_Task brief_. Exclude the pictures and reproduce the remaining data exactly as written.

Listed entries below:

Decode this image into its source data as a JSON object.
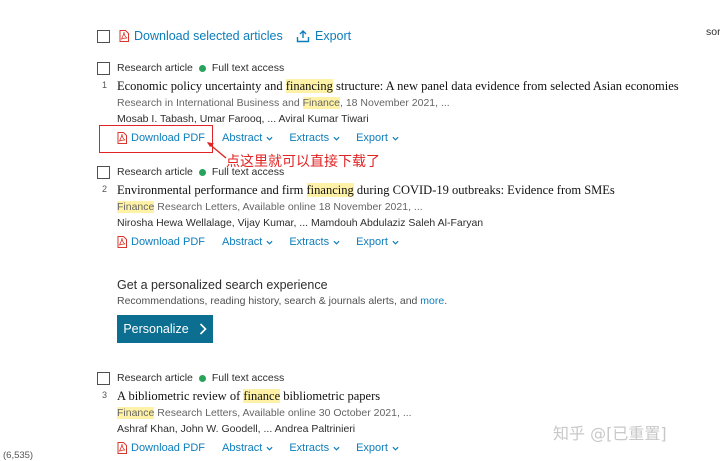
{
  "toolbar": {
    "download_selected": "Download selected articles",
    "export": "Export",
    "sort_cut": "sor"
  },
  "articles": [
    {
      "index": "1",
      "type": "Research article",
      "access": "Full text access",
      "title_parts": [
        "Economic policy uncertainty and ",
        "financing",
        " structure: A new panel data evidence from selected Asian economies"
      ],
      "source_parts": [
        "Research in International Business and ",
        "Finance",
        ", 18 November 2021, ..."
      ],
      "authors": "Mosab I. Tabash, Umar Farooq, ... Aviral Kumar Tiwari",
      "download_pdf": "Download PDF",
      "abstract": "Abstract",
      "extracts": "Extracts",
      "export": "Export"
    },
    {
      "index": "2",
      "type": "Research article",
      "access": "Full text access",
      "title_parts": [
        "Environmental performance and firm ",
        "financing",
        " during COVID-19 outbreaks: Evidence from SMEs"
      ],
      "source_parts": [
        "",
        "Finance",
        " Research Letters, Available online 18 November 2021, ..."
      ],
      "authors": "Nirosha Hewa Wellalage, Vijay Kumar, ... Mamdouh Abdulaziz Saleh Al-Faryan",
      "download_pdf": "Download PDF",
      "abstract": "Abstract",
      "extracts": "Extracts",
      "export": "Export"
    },
    {
      "index": "3",
      "type": "Research article",
      "access": "Full text access",
      "title_parts": [
        "A bibliometric review of ",
        "finance",
        " bibliometric papers"
      ],
      "source_parts": [
        "",
        "Finance",
        " Research Letters, Available online 30 October 2021, ..."
      ],
      "authors": "Ashraf Khan, John W. Goodell, ... Andrea Paltrinieri",
      "download_pdf": "Download PDF",
      "abstract": "Abstract",
      "extracts": "Extracts",
      "export": "Export"
    }
  ],
  "annotation": {
    "text": "点这里就可以直接下载了",
    "color": "#e02424"
  },
  "promo": {
    "title": "Get a personalized search experience",
    "subtitle": "Recommendations, reading history, search & journals alerts, and ",
    "more_link": "more",
    "more_tail": ".",
    "button": "Personalize"
  },
  "footer": {
    "status": "(6,535)"
  },
  "watermark": "知乎 @[已重置]",
  "colors": {
    "link": "#0c7dbb",
    "highlight": "#fff2a6",
    "access_dot": "#29a35a",
    "button": "#0c6f92",
    "pdf_icon": "#d9362b"
  }
}
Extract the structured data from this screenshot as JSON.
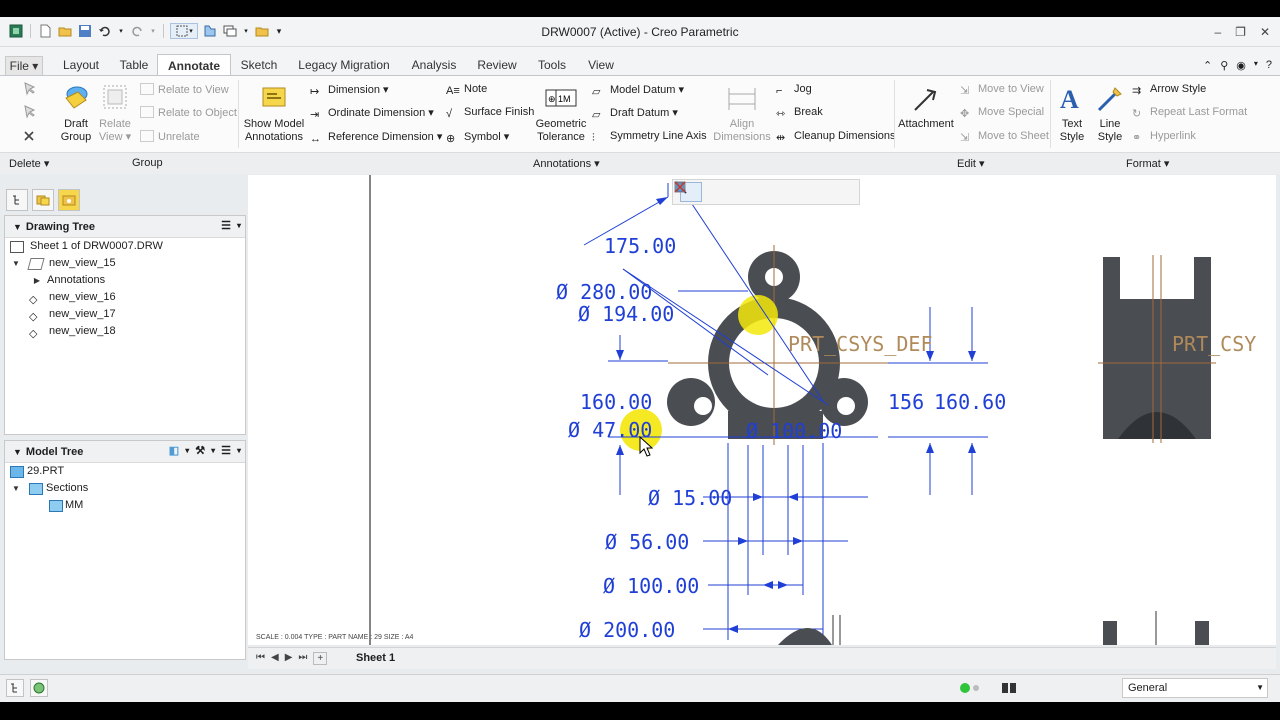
{
  "window": {
    "title": "DRW0007 (Active) - Creo Parametric",
    "controls": [
      "–",
      "❐",
      "✕"
    ]
  },
  "tabs": [
    "File ▾",
    "Layout",
    "Table",
    "Annotate",
    "Sketch",
    "Legacy Migration",
    "Analysis",
    "Review",
    "Tools",
    "View"
  ],
  "active_tab": "Annotate",
  "ribbon": {
    "group_delete": "Delete ▾",
    "group_group": "Group",
    "group_annotations": "Annotations ▾",
    "group_edit": "Edit ▾",
    "group_format": "Format ▾",
    "draft_group": "Draft\nGroup",
    "relate_view": "Relate\nView ▾",
    "relate_to_view": "Relate to View",
    "relate_to_object": "Relate to Object",
    "unrelate": "Unrelate",
    "show_model_annotations": "Show Model\nAnnotations",
    "dimension": "Dimension",
    "ordinate_dimension": "Ordinate Dimension",
    "reference_dimension": "Reference Dimension",
    "note": "Note",
    "surface_finish": "Surface Finish",
    "symbol": "Symbol",
    "geometric_tolerance": "Geometric\nTolerance",
    "model_datum": "Model Datum",
    "draft_datum": "Draft Datum",
    "symmetry_line_axis": "Symmetry Line Axis",
    "align_dimensions": "Align\nDimensions",
    "jog": "Jog",
    "break": "Break",
    "cleanup_dimensions": "Cleanup Dimensions",
    "attachment": "Attachment",
    "move_to_view": "Move to View",
    "move_special": "Move Special",
    "move_to_sheet": "Move to Sheet",
    "text_style": "Text\nStyle",
    "line_style": "Line\nStyle",
    "arrow_style": "Arrow Style",
    "repeat_last_format": "Repeat Last Format",
    "hyperlink": "Hyperlink"
  },
  "drawing_tree": {
    "title": "Drawing Tree",
    "items": [
      "Sheet 1 of DRW0007.DRW",
      "new_view_15",
      "Annotations",
      "new_view_16",
      "new_view_17",
      "new_view_18"
    ]
  },
  "model_tree": {
    "title": "Model Tree",
    "items": [
      "29.PRT",
      "Sections",
      "MM"
    ]
  },
  "drawing": {
    "dims": [
      "175.00",
      "Ø 280.00",
      "Ø 194.00",
      "160.00",
      "Ø 47.00",
      "Ø 100.00",
      "156",
      "160.60",
      "Ø 15.00",
      "Ø 56.00",
      "Ø 100.00",
      "Ø 200.00"
    ],
    "csys_1": "PRT_CSYS_DEF",
    "csys_2": "PRT_CSY",
    "sheet_info": "SCALE : 0.004     TYPE : PART     NAME : 29     SIZE : A4"
  },
  "sheet_tab": "Sheet 1",
  "status": {
    "filter": "General"
  },
  "colors": {
    "dimension": "#1f3fd6",
    "part": "#4a4d52",
    "highlight": "#f3e70b",
    "csys": "#b08a5a"
  }
}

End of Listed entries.

_Written solution_.
Decode this image into its source data as a JSON object.
{
  "toolbar": {
    "download_selected": "Download selected articles",
    "export": "Export",
    "sort_cut": "sor"
  },
  "articles": [
    {
      "index": "1",
      "type": "Research article",
      "access": "Full text access",
      "title_parts": [
        "Economic policy uncertainty and ",
        "financing",
        " structure: A new panel data evidence from selected Asian economies"
      ],
      "source_parts": [
        "Research in International Business and ",
        "Finance",
        ", 18 November 2021, ..."
      ],
      "authors": "Mosab I. Tabash, Umar Farooq, ... Aviral Kumar Tiwari",
      "download_pdf": "Download PDF",
      "abstract": "Abstract",
      "extracts": "Extracts",
      "export": "Export"
    },
    {
      "index": "2",
      "type": "Research article",
      "access": "Full text access",
      "title_parts": [
        "Environmental performance and firm ",
        "financing",
        " during COVID-19 outbreaks: Evidence from SMEs"
      ],
      "source_parts": [
        "",
        "Finance",
        " Research Letters, Available online 18 November 2021, ..."
      ],
      "authors": "Nirosha Hewa Wellalage, Vijay Kumar, ... Mamdouh Abdulaziz Saleh Al-Faryan",
      "download_pdf": "Download PDF",
      "abstract": "Abstract",
      "extracts": "Extracts",
      "export": "Export"
    },
    {
      "index": "3",
      "type": "Research article",
      "access": "Full text access",
      "title_parts": [
        "A bibliometric review of ",
        "finance",
        " bibliometric papers"
      ],
      "source_parts": [
        "",
        "Finance",
        " Research Letters, Available online 30 October 2021, ..."
      ],
      "authors": "Ashraf Khan, John W. Goodell, ... Andrea Paltrinieri",
      "download_pdf": "Download PDF",
      "abstract": "Abstract",
      "extracts": "Extracts",
      "export": "Export"
    }
  ],
  "annotation": {
    "text": "点这里就可以直接下载了",
    "color": "#e02424"
  },
  "promo": {
    "title": "Get a personalized search experience",
    "subtitle": "Recommendations, reading history, search & journals alerts, and ",
    "more_link": "more",
    "more_tail": ".",
    "button": "Personalize"
  },
  "footer": {
    "status": "(6,535)"
  },
  "watermark": "知乎 @[已重置]",
  "colors": {
    "link": "#0c7dbb",
    "highlight": "#fff2a6",
    "access_dot": "#29a35a",
    "button": "#0c6f92",
    "pdf_icon": "#d9362b"
  }
}
Extract the structured data from this screenshot as JSON.
{
  "window": {
    "title": "DRW0007 (Active) - Creo Parametric",
    "controls": [
      "–",
      "❐",
      "✕"
    ]
  },
  "tabs": [
    "File ▾",
    "Layout",
    "Table",
    "Annotate",
    "Sketch",
    "Legacy Migration",
    "Analysis",
    "Review",
    "Tools",
    "View"
  ],
  "active_tab": "Annotate",
  "ribbon": {
    "group_delete": "Delete ▾",
    "group_group": "Group",
    "group_annotations": "Annotations ▾",
    "group_edit": "Edit ▾",
    "group_format": "Format ▾",
    "draft_group": "Draft\nGroup",
    "relate_view": "Relate\nView ▾",
    "relate_to_view": "Relate to View",
    "relate_to_object": "Relate to Object",
    "unrelate": "Unrelate",
    "show_model_annotations": "Show Model\nAnnotations",
    "dimension": "Dimension",
    "ordinate_dimension": "Ordinate Dimension",
    "reference_dimension": "Reference Dimension",
    "note": "Note",
    "surface_finish": "Surface Finish",
    "symbol": "Symbol",
    "geometric_tolerance": "Geometric\nTolerance",
    "model_datum": "Model Datum",
    "draft_datum": "Draft Datum",
    "symmetry_line_axis": "Symmetry Line Axis",
    "align_dimensions": "Align\nDimensions",
    "jog": "Jog",
    "break": "Break",
    "cleanup_dimensions": "Cleanup Dimensions",
    "attachment": "Attachment",
    "move_to_view": "Move to View",
    "move_special": "Move Special",
    "move_to_sheet": "Move to Sheet",
    "text_style": "Text\nStyle",
    "line_style": "Line\nStyle",
    "arrow_style": "Arrow Style",
    "repeat_last_format": "Repeat Last Format",
    "hyperlink": "Hyperlink"
  },
  "drawing_tree": {
    "title": "Drawing Tree",
    "items": [
      "Sheet 1 of DRW0007.DRW",
      "new_view_15",
      "Annotations",
      "new_view_16",
      "new_view_17",
      "new_view_18"
    ]
  },
  "model_tree": {
    "title": "Model Tree",
    "items": [
      "29.PRT",
      "Sections",
      "MM"
    ]
  },
  "drawing": {
    "dims": [
      "175.00",
      "Ø 280.00",
      "Ø 194.00",
      "160.00",
      "Ø 47.00",
      "Ø 100.00",
      "156",
      "160.60",
      "Ø 15.00",
      "Ø 56.00",
      "Ø 100.00",
      "Ø 200.00"
    ],
    "csys_1": "PRT_CSYS_DEF",
    "csys_2": "PRT_CSY",
    "sheet_info": "SCALE : 0.004     TYPE : PART     NAME : 29     SIZE : A4"
  },
  "sheet_tab": "Sheet 1",
  "status": {
    "filter": "General"
  },
  "colors": {
    "dimension": "#1f3fd6",
    "part": "#4a4d52",
    "highlight": "#f3e70b",
    "csys": "#b08a5a"
  }
}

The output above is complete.